In the late 19th-century, my great-grandparents built a summer home in East
. These days, fifth-generation family members still vacation there – one from as far away as California – to beat the heat and spend time lounging on the back porch watching the ebb and flow of the Atlantic in Linekin Bay. Boothbay, Maine
These days, we recycle our glass and haul our trash to the landfill, but in my great-grandparents’ day, a lot of stuff – especially bottles and broken china – were loaded onto a skiff, rowed offshore and unceremoniously dumped into the ocean. But the constant tug and pull of the tides, the churning of waves, causes great upheaval on the bottom of the bay, and bits and pieces of glass and china come back to shore; what my great-grandparents dumped is all coming back to us!

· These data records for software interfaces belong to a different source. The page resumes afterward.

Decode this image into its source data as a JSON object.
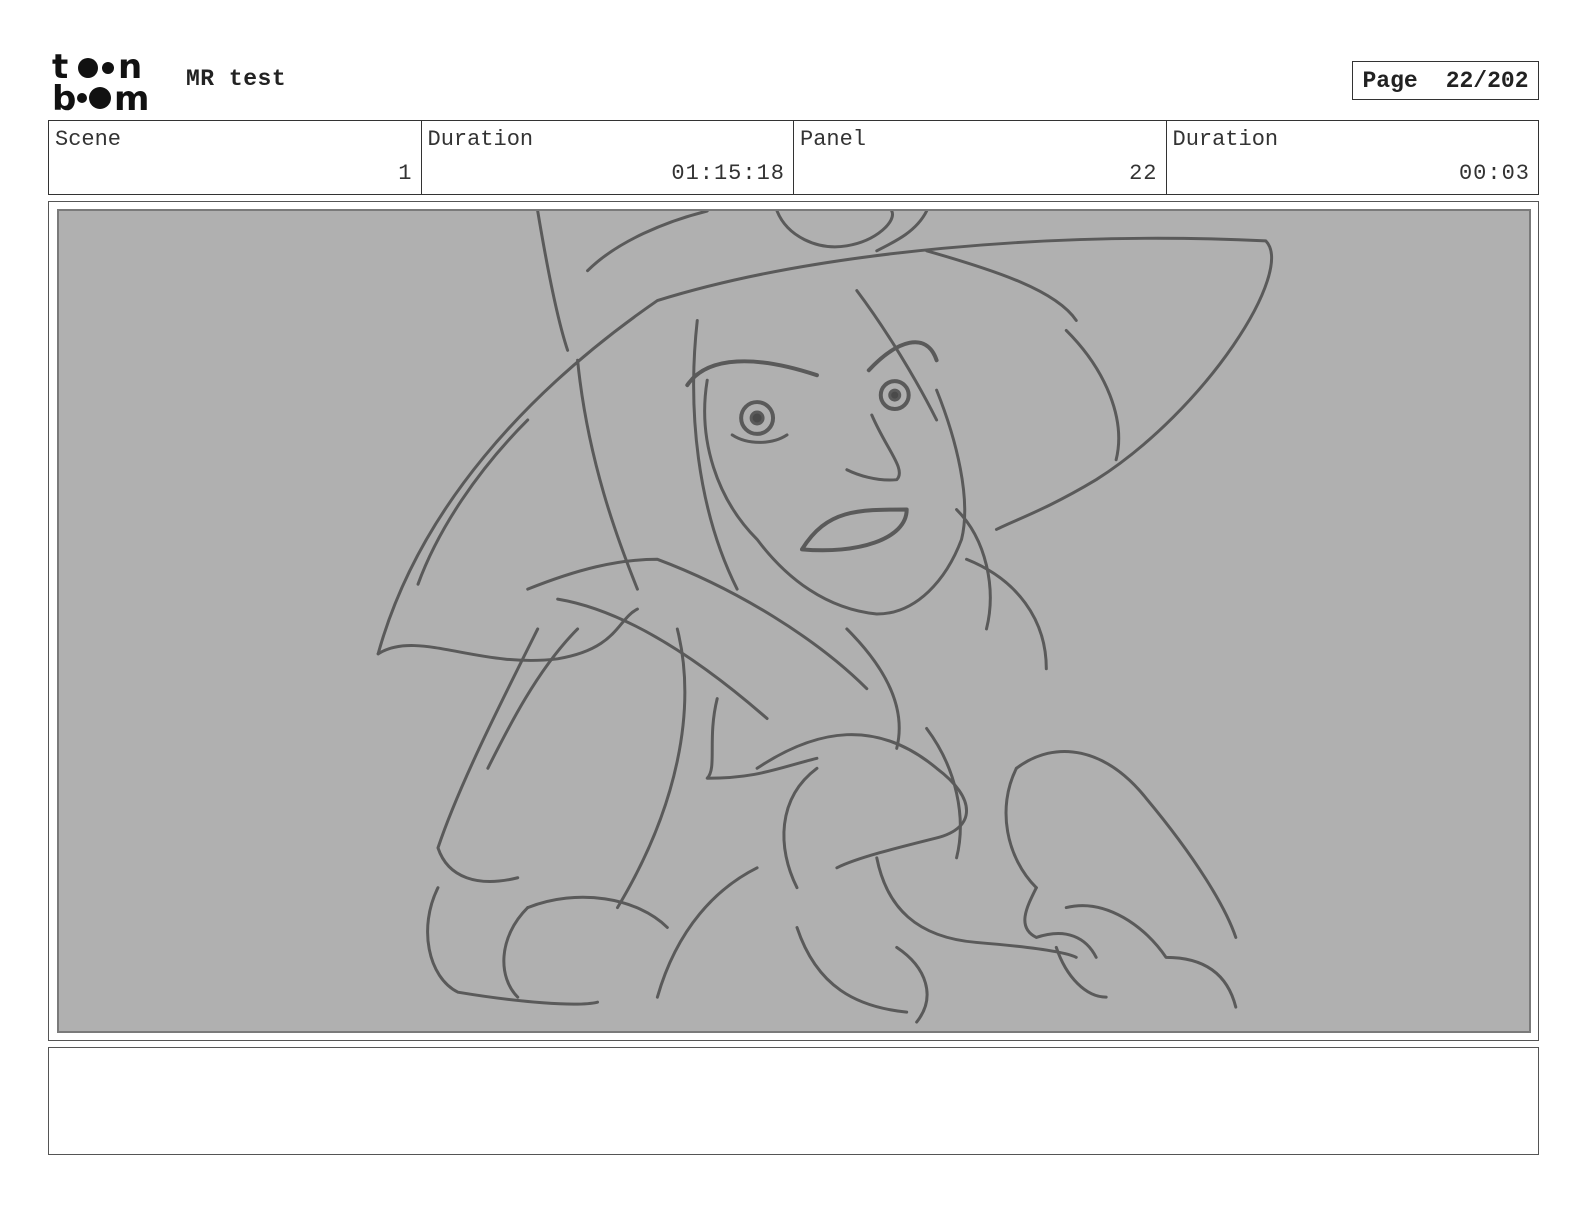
{
  "header": {
    "logo_text": "toon boom",
    "project_title": "MR test",
    "page_label": "Page",
    "page_number": "22/202"
  },
  "info": [
    {
      "label": "Scene",
      "value": "1"
    },
    {
      "label": "Duration",
      "value": "01:15:18"
    },
    {
      "label": "Panel",
      "value": "22"
    },
    {
      "label": "Duration",
      "value": "00:03"
    }
  ],
  "panel": {
    "background_color": "#b0b0b0",
    "sketch_color": "#555555"
  },
  "notes": {
    "text": ""
  }
}
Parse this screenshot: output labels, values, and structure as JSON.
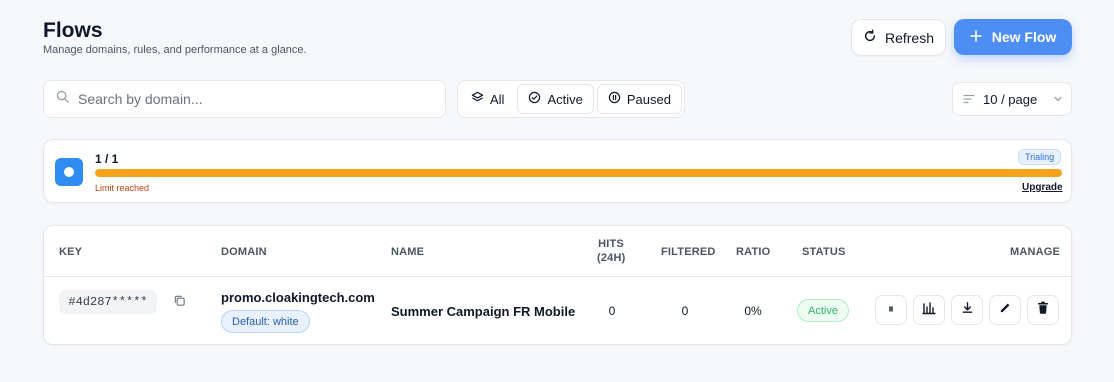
{
  "header": {
    "title": "Flows",
    "subtitle": "Manage domains, rules, and performance at a glance."
  },
  "actions": {
    "refresh_label": "Refresh",
    "new_flow_label": "New Flow"
  },
  "search": {
    "placeholder": "Search by domain...",
    "value": ""
  },
  "filters": [
    {
      "label": "All",
      "icon": "layers-icon",
      "selected": true
    },
    {
      "label": "Active",
      "icon": "check-circle-icon",
      "selected": false
    },
    {
      "label": "Paused",
      "icon": "pause-circle-icon",
      "selected": false
    }
  ],
  "pagination": {
    "page_size_label": "10 / page"
  },
  "limit": {
    "count_label": "1 / 1",
    "used": 1,
    "total": 1,
    "warning": "Limit reached",
    "plan_badge": "Trialing",
    "upgrade_label": "Upgrade",
    "bar_color": "#f5a31a"
  },
  "table": {
    "headers": {
      "key": "KEY",
      "domain": "DOMAIN",
      "name": "NAME",
      "hits_line1": "HITS",
      "hits_line2": "(24H)",
      "filtered": "FILTERED",
      "ratio": "RATIO",
      "status": "STATUS",
      "manage": "MANAGE"
    },
    "rows": [
      {
        "key": "#4d287*****",
        "domain": "promo.cloakingtech.com",
        "default_badge": "Default: white",
        "name": "Summer Campaign FR Mobile",
        "hits": "0",
        "filtered": "0",
        "ratio": "0%",
        "status": "Active",
        "actions": [
          "pause-icon",
          "bar-chart-icon",
          "download-icon",
          "edit-icon",
          "trash-icon"
        ]
      }
    ]
  },
  "colors": {
    "primary": "#4d8ef5",
    "warning": "#f5a31a",
    "success": "#34b36a"
  }
}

Most of what we find is English transferware, hugely popular in this area in the late 19th and early 20th centuries. Master patterns were etched in copper; color was applied, and then printed onto thin tissue paper; the paper was then applied to the ceramic piece, where the wet ink “transferred” the colored image to the ceramic. Colors included blue (most expensive), brown (most common and least expensive), black, green, red.

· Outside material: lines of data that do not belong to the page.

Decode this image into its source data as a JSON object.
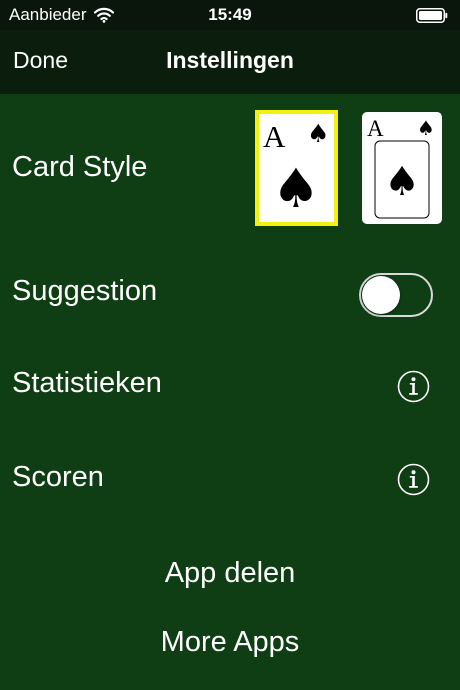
{
  "status_bar": {
    "carrier": "Aanbieder",
    "time": "15:49",
    "wifi_icon": "wifi-icon",
    "battery_icon": "battery-icon"
  },
  "nav": {
    "done_label": "Done",
    "title": "Instellingen"
  },
  "settings": {
    "card_style_label": "Card Style",
    "card_styles": [
      {
        "rank": "A",
        "suit": "♠",
        "selected": true
      },
      {
        "rank": "A",
        "suit": "♠",
        "selected": false
      }
    ],
    "suggestion_label": "Suggestion",
    "suggestion_enabled": false,
    "statistics_label": "Statistieken",
    "scoring_label": "Scoren",
    "info_icon": "info-icon"
  },
  "links": {
    "share_label": "App delen",
    "more_apps_label": "More Apps"
  },
  "colors": {
    "background": "#0f3d14",
    "nav_background": "#0b1d0d",
    "selection_border": "#f2f20e"
  }
}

The repeating border patterns were applied to earthenware pieces in sections – sometimes nearly perfectly, but sometimes not – I’ve found pieces where the borders have occasional jags where the transfer was not applied accurately.

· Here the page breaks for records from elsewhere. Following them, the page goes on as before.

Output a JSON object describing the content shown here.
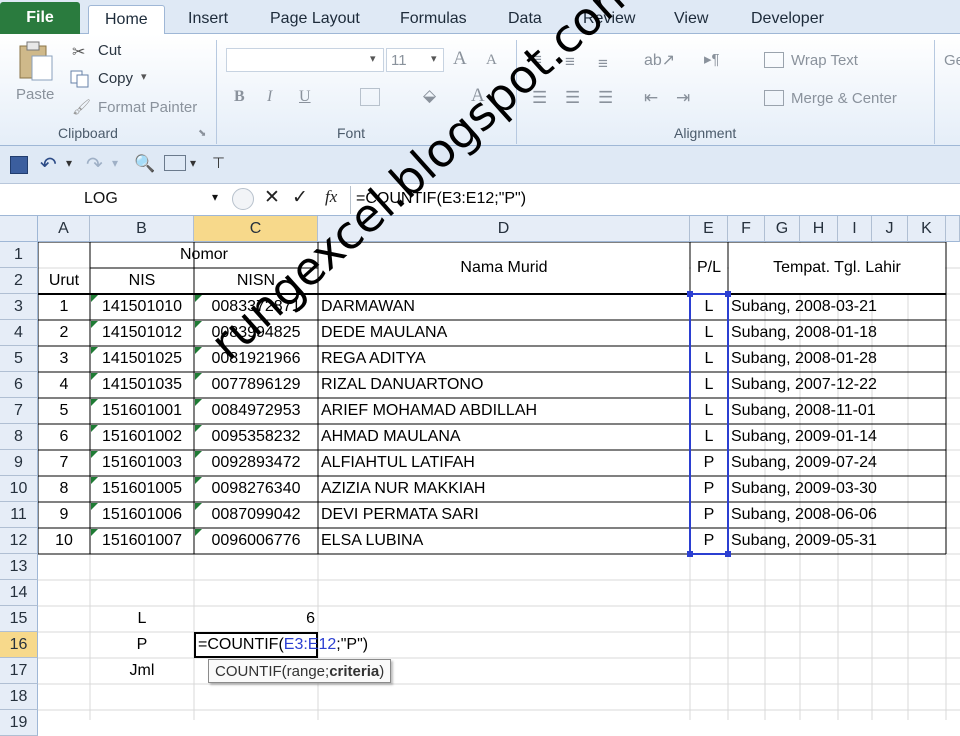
{
  "tabs": {
    "file": "File",
    "home": "Home",
    "insert": "Insert",
    "page_layout": "Page Layout",
    "formulas": "Formulas",
    "data": "Data",
    "review": "Review",
    "view": "View",
    "developer": "Developer"
  },
  "clipboard": {
    "paste": "Paste",
    "cut": "Cut",
    "copy": "Copy",
    "format_painter": "Format Painter",
    "label": "Clipboard"
  },
  "font": {
    "size": "11",
    "label": "Font",
    "bold": "B",
    "italic": "I",
    "underline": "U",
    "grow": "A",
    "shrink": "A"
  },
  "alignment": {
    "wrap_text": "Wrap Text",
    "merge_center": "Merge & Center",
    "label": "Alignment"
  },
  "number_group_cut": "Ge",
  "formula_bar": {
    "name_box": "LOG",
    "fx": "fx",
    "formula": "=COUNTIF(E3:E12;\"P\")"
  },
  "columns": [
    "A",
    "B",
    "C",
    "D",
    "E",
    "F",
    "G",
    "H",
    "I",
    "J",
    "K"
  ],
  "rows": [
    "1",
    "2",
    "3",
    "4",
    "5",
    "6",
    "7",
    "8",
    "9",
    "10",
    "11",
    "12",
    "13",
    "14",
    "15",
    "16",
    "17",
    "18",
    "19"
  ],
  "headers": {
    "nomor": "Nomor",
    "urut": "Urut",
    "nis": "NIS",
    "nisn": "NISN",
    "nama": "Nama Murid",
    "pl": "P/L",
    "ttl": "Tempat. Tgl. Lahir"
  },
  "students": [
    {
      "urut": "1",
      "nis": "141501010",
      "nisn": "0083372871",
      "nama": "DARMAWAN",
      "pl": "L",
      "ttl": "Subang, 2008-03-21"
    },
    {
      "urut": "2",
      "nis": "141501012",
      "nisn": "0083994825",
      "nama": "DEDE MAULANA",
      "pl": "L",
      "ttl": "Subang, 2008-01-18"
    },
    {
      "urut": "3",
      "nis": "141501025",
      "nisn": "0081921966",
      "nama": "REGA ADITYA",
      "pl": "L",
      "ttl": "Subang, 2008-01-28"
    },
    {
      "urut": "4",
      "nis": "141501035",
      "nisn": "0077896129",
      "nama": "RIZAL DANUARTONO",
      "pl": "L",
      "ttl": "Subang, 2007-12-22"
    },
    {
      "urut": "5",
      "nis": "151601001",
      "nisn": "0084972953",
      "nama": "ARIEF MOHAMAD ABDILLAH",
      "pl": "L",
      "ttl": "Subang, 2008-11-01"
    },
    {
      "urut": "6",
      "nis": "151601002",
      "nisn": "0095358232",
      "nama": "AHMAD MAULANA",
      "pl": "L",
      "ttl": "Subang, 2009-01-14"
    },
    {
      "urut": "7",
      "nis": "151601003",
      "nisn": "0092893472",
      "nama": "ALFIAHTUL  LATIFAH",
      "pl": "P",
      "ttl": "Subang, 2009-07-24"
    },
    {
      "urut": "8",
      "nis": "151601005",
      "nisn": "0098276340",
      "nama": "AZIZIA NUR MAKKIAH",
      "pl": "P",
      "ttl": "Subang, 2009-03-30"
    },
    {
      "urut": "9",
      "nis": "151601006",
      "nisn": "0087099042",
      "nama": "DEVI PERMATA SARI",
      "pl": "P",
      "ttl": "Subang, 2008-06-06"
    },
    {
      "urut": "10",
      "nis": "151601007",
      "nisn": "0096006776",
      "nama": "ELSA LUBINA",
      "pl": "P",
      "ttl": "Subang, 2009-05-31"
    }
  ],
  "summary": {
    "l_label": "L",
    "l_value": "6",
    "p_label": "P",
    "jml_label": "Jml"
  },
  "edit_cell": {
    "prefix": "=COUNTIF(",
    "ref": "E3:E12",
    "suffix": ";\"P\")"
  },
  "tooltip": {
    "func": "COUNTIF(range; ",
    "arg": "criteria",
    "close": ")"
  },
  "watermark": "rungexcel.blogspot.com",
  "colors": {
    "file_tab": "#2a7b3e",
    "selected_header": "#f7d98b",
    "range_ref": "#2b3fd1",
    "ribbon": "#dfe9f5"
  }
}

Some of the central patterns, found on whole plates, bowls and platters, were amazingly detailed – country estates with elaborate houses and outbuildings, men and women strolling through gardens, cattle drives down tree-lined rural lanes, fields of livestock. Village scenes appeared, too, and cottages with thatched roofs; also city-scapes, with taller buildings, trains, horse-drawn public transportation (great on a platter, but a tough sell on smaller items) and bridges. There was a whole series of Biblical images, too!
Manufacturers? I’ve found several, but a few notables are Staffordshire, Johnson Brothers, Spode, Ridgway,
Adams, and Clews.
I’m happy enough spending long periods of time prowling the shoreline for the smaller pieces – oddball shards of plates and cups and salvers and teapots that have washed up over the years. My cousin Bob, though, goes for bigger stuff: when we have exceptionally low tides, he puts on his nastiest pair of sneakers and mucks around in the mud below the seawall; he’s found some great chunks of things over the years.
Gives whole new meaning to the term “transfer station,” doesn’t it?